• WORK ORDER
Search term "icon": copy each line of the data containing it.

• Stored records

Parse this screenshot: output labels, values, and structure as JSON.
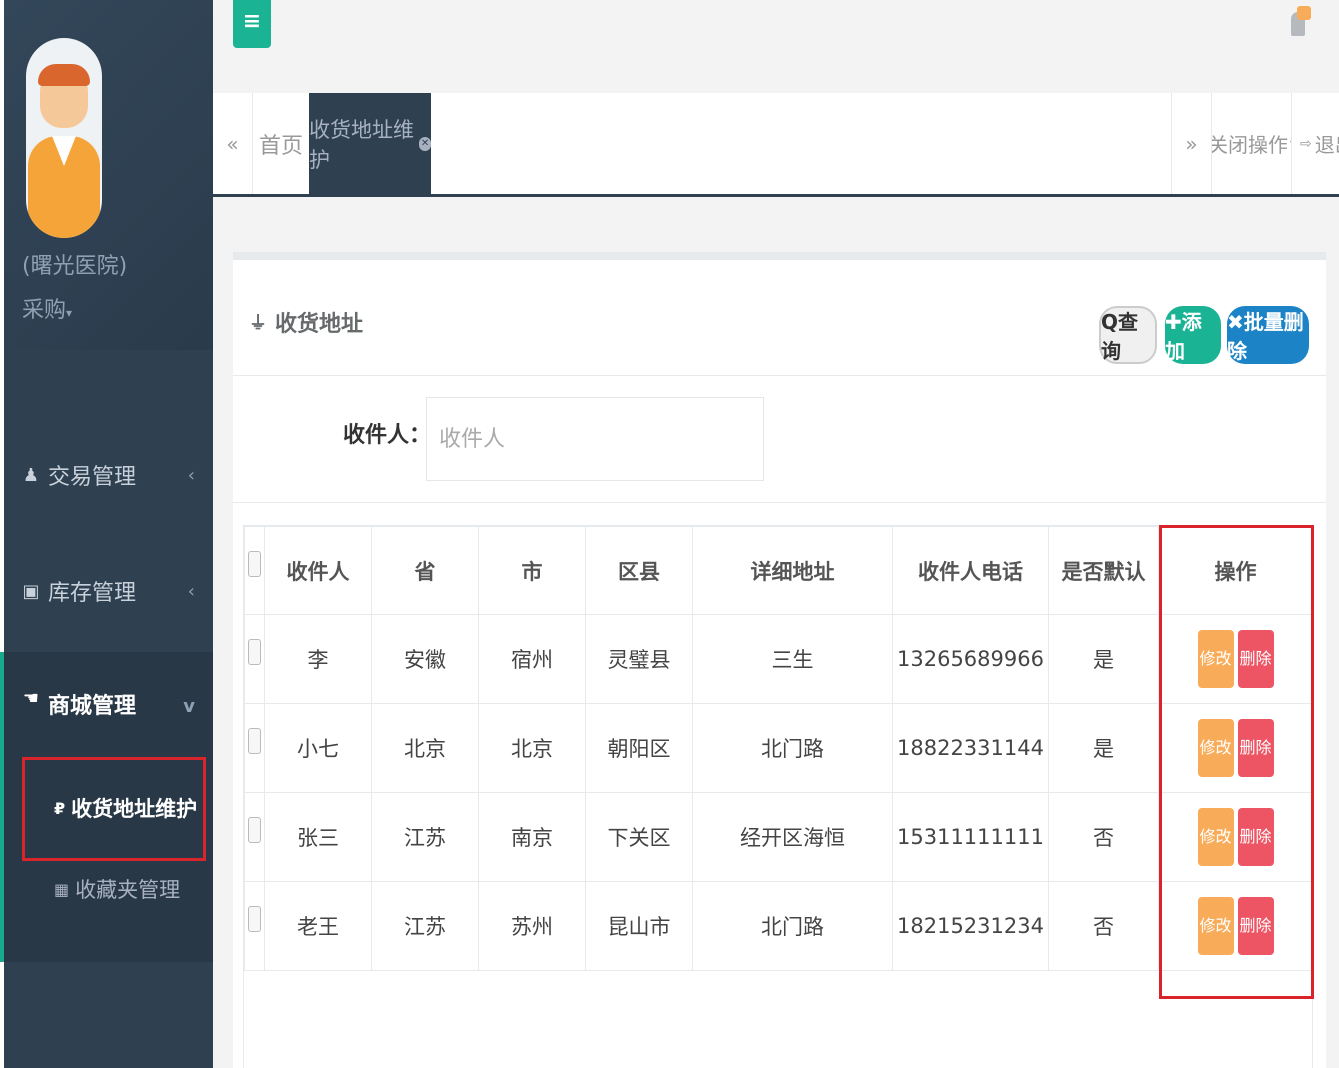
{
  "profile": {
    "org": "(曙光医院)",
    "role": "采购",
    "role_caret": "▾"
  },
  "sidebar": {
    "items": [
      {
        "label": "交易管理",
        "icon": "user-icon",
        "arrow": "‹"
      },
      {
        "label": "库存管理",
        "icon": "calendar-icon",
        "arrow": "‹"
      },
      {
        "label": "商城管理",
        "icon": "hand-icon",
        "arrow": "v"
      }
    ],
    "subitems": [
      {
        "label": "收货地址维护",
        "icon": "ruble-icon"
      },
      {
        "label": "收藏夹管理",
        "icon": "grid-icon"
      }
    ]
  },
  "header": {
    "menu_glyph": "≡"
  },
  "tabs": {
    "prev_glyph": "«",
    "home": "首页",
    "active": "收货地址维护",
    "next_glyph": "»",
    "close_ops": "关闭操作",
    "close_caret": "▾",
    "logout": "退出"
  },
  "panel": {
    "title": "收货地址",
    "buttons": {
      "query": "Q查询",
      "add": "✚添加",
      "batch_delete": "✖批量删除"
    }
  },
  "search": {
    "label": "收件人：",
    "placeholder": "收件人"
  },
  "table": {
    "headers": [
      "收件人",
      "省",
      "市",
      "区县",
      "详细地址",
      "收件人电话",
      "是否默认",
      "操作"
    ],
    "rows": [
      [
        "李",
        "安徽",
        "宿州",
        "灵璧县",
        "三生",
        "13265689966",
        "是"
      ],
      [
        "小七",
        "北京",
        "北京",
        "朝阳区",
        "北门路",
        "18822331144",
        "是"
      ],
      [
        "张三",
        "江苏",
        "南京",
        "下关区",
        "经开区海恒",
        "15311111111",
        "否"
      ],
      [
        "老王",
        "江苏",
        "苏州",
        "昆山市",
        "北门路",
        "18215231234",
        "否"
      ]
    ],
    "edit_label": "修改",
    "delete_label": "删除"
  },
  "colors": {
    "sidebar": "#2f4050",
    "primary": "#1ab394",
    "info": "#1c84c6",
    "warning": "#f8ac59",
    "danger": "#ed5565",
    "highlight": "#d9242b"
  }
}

• TASK SOLUTION
        "icon": "user-icon",
        "icon": "calendar-icon",
        "icon": "hand-icon",
        "icon": "ruble-icon"
        "icon": "grid-icon"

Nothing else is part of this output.